**Task to carry out:** Where does the word "this" occur in the data below? Copy each line that holds it.

▽

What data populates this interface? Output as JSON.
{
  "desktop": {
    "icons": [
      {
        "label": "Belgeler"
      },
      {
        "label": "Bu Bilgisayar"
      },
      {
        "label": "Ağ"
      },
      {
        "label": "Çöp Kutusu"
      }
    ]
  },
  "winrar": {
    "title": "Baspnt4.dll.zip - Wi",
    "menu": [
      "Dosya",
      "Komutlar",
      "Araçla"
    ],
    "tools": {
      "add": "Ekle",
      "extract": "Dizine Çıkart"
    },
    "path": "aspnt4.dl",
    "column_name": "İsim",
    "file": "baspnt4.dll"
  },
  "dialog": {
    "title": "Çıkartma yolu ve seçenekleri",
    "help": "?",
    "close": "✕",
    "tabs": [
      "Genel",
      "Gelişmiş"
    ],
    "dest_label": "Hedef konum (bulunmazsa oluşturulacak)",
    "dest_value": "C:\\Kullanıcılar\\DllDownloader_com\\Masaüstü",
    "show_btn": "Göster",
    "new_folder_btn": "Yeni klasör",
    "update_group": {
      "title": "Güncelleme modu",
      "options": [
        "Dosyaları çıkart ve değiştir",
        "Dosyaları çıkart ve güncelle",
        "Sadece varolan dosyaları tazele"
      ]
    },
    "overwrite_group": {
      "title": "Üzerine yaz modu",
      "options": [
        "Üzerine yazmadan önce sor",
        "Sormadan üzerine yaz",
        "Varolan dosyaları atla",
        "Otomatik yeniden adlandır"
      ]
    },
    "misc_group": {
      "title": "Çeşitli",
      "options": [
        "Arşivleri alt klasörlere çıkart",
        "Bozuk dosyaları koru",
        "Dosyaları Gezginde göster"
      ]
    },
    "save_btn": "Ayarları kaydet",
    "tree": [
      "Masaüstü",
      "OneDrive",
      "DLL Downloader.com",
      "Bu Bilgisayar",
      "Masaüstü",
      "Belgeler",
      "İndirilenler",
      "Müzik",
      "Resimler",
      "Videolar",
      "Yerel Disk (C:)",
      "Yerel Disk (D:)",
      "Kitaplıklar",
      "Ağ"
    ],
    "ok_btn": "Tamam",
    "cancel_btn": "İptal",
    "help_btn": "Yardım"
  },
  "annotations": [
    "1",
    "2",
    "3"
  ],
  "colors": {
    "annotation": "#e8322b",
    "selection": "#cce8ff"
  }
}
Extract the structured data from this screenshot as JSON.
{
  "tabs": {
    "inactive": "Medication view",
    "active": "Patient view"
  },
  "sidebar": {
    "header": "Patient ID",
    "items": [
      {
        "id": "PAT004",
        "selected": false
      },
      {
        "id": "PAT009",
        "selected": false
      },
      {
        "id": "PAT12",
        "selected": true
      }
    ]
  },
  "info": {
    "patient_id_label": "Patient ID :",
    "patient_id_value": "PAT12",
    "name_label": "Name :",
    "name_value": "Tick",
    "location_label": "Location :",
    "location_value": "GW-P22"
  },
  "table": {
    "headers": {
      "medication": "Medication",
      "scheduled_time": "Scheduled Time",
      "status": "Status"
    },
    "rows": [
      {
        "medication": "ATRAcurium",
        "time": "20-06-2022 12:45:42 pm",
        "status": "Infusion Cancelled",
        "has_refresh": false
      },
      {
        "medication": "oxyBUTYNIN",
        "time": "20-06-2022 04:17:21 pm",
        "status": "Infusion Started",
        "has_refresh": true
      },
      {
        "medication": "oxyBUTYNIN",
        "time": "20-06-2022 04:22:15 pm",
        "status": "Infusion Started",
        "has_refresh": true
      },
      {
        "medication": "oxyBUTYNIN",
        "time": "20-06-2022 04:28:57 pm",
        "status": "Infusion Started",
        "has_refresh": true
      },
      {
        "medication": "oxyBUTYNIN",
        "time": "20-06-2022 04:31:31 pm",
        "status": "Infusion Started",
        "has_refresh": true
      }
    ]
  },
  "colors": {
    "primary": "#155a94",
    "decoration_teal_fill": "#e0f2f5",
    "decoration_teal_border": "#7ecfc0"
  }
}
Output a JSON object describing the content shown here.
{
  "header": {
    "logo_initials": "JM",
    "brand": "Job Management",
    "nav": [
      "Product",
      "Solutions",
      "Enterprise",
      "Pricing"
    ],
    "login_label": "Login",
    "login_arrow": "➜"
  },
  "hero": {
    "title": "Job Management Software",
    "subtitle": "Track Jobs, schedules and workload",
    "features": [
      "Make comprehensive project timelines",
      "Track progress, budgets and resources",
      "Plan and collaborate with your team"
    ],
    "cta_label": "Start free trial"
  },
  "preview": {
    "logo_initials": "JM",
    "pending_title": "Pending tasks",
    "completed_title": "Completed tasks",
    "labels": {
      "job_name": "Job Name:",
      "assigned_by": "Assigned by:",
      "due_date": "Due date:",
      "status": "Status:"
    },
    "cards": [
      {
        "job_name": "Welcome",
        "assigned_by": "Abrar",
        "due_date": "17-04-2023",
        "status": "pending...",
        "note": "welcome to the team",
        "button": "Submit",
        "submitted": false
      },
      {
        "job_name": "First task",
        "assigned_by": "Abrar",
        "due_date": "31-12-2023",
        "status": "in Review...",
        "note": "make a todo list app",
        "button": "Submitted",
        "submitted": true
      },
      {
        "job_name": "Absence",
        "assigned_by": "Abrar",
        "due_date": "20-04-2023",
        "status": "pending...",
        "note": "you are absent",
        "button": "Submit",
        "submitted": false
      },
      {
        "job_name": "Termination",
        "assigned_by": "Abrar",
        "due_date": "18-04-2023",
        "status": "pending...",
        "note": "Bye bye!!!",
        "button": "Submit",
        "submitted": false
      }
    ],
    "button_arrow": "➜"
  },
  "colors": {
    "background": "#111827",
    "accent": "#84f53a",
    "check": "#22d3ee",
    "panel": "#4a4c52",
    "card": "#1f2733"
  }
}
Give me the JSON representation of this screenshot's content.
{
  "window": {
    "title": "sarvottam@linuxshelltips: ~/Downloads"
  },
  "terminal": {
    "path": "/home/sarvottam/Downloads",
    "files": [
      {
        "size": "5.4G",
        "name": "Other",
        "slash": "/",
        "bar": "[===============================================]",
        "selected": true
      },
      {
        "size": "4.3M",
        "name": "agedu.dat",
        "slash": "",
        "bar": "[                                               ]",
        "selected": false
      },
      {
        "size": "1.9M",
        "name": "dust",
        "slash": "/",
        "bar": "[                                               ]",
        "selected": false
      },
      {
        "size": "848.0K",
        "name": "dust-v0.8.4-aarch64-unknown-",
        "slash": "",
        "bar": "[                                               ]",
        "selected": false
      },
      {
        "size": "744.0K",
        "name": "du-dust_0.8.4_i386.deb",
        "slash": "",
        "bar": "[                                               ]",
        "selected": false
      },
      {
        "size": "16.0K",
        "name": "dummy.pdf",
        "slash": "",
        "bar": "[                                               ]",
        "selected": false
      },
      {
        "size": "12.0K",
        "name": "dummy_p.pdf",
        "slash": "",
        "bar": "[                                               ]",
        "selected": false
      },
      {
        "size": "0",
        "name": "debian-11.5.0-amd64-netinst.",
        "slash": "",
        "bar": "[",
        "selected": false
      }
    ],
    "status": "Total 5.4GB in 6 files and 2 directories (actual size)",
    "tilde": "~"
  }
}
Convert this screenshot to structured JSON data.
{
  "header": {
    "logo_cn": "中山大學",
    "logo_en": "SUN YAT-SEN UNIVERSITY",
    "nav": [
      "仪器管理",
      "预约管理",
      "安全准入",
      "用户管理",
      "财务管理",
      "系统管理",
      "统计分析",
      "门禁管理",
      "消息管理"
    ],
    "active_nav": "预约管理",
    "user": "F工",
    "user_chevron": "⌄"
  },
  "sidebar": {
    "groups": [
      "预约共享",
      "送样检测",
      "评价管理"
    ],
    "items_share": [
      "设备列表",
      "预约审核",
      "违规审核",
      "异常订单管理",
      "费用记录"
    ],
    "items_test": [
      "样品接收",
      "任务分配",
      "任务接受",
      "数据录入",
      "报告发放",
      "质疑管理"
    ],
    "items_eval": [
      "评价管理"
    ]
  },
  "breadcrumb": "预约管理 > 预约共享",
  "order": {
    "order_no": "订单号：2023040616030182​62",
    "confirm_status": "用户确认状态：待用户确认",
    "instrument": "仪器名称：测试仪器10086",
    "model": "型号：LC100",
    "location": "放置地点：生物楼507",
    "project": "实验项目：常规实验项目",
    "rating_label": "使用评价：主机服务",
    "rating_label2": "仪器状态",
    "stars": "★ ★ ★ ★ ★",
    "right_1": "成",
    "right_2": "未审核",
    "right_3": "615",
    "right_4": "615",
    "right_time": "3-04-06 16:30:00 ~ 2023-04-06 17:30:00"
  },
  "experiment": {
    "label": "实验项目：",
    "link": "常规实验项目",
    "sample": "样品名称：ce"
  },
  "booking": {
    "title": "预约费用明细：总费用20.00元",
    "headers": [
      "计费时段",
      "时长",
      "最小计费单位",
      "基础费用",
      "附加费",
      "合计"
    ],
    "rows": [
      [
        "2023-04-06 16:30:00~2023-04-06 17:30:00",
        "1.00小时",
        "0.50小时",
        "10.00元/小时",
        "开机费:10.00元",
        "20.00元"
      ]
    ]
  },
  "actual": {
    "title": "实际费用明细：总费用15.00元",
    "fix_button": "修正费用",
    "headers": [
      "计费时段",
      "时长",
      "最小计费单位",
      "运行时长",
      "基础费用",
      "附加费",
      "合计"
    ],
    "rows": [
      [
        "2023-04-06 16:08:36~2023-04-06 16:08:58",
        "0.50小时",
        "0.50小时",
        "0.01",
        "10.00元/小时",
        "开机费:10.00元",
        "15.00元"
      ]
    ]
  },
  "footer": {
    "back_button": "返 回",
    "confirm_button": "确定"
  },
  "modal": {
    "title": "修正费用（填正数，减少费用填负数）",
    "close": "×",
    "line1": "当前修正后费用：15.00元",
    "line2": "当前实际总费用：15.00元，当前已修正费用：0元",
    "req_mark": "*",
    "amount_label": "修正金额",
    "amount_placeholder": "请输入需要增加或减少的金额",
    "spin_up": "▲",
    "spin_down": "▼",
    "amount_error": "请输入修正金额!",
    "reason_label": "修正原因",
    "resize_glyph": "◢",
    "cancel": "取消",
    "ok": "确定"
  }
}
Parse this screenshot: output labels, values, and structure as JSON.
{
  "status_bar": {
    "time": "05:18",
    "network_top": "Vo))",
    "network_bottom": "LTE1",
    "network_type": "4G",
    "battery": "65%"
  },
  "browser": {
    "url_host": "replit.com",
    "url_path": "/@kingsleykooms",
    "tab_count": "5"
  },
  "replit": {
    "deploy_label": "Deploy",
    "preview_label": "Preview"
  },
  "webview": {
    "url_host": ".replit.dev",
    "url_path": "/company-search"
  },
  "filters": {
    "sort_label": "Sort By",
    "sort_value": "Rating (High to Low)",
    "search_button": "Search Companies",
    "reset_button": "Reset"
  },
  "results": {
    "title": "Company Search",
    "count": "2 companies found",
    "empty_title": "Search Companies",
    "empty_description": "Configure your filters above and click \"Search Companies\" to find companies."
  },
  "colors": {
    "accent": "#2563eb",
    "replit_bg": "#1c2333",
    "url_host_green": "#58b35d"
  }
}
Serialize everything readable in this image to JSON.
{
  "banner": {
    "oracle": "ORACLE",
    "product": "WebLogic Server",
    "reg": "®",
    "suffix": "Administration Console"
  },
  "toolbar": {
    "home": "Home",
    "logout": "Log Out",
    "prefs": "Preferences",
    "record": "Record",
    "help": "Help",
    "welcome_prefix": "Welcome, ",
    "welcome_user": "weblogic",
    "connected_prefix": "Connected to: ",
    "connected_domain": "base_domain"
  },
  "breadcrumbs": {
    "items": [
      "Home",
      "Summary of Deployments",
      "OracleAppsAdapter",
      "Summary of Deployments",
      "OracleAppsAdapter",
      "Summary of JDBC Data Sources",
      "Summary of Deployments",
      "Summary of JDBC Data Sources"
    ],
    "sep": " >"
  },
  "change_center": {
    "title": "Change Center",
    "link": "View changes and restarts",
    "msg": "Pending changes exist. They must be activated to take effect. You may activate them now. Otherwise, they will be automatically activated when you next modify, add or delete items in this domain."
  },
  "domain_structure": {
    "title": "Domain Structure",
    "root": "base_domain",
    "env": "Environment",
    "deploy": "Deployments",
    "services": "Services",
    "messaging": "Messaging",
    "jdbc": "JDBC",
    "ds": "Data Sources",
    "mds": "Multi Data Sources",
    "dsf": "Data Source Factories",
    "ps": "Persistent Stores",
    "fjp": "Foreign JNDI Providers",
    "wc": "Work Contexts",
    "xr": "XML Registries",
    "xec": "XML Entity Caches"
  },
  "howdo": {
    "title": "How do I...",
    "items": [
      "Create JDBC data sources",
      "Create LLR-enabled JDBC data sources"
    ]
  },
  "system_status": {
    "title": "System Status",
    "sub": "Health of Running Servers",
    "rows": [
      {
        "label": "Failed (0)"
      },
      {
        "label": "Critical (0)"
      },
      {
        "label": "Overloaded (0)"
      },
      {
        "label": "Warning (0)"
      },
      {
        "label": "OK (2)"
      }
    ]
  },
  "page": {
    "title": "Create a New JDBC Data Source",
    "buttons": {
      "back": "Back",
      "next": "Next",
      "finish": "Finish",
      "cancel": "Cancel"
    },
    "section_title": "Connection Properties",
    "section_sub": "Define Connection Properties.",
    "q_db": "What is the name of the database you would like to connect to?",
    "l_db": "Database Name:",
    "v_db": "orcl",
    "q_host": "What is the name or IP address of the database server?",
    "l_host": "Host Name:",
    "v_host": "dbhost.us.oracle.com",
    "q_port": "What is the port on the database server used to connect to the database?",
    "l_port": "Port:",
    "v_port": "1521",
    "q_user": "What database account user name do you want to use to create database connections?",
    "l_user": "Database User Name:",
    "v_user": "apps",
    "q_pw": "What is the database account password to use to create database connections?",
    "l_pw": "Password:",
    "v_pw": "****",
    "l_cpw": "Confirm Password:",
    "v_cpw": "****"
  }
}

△

**Answer to the problem:**
What data populates this interface? Output as JSON.
Extract the structured data from this screenshot as JSON.
Give me the JSON representation of this screenshot's content.
Convert this screenshot to structured JSON data.
Parse this screenshot: output labels, values, and structure as JSON.
Serialize everything readable in this image to JSON.
    "msg": "Pending changes exist. They must be activated to take effect. You may activate them now. Otherwise, they will be automatically activated when you next modify, add or delete items in this domain."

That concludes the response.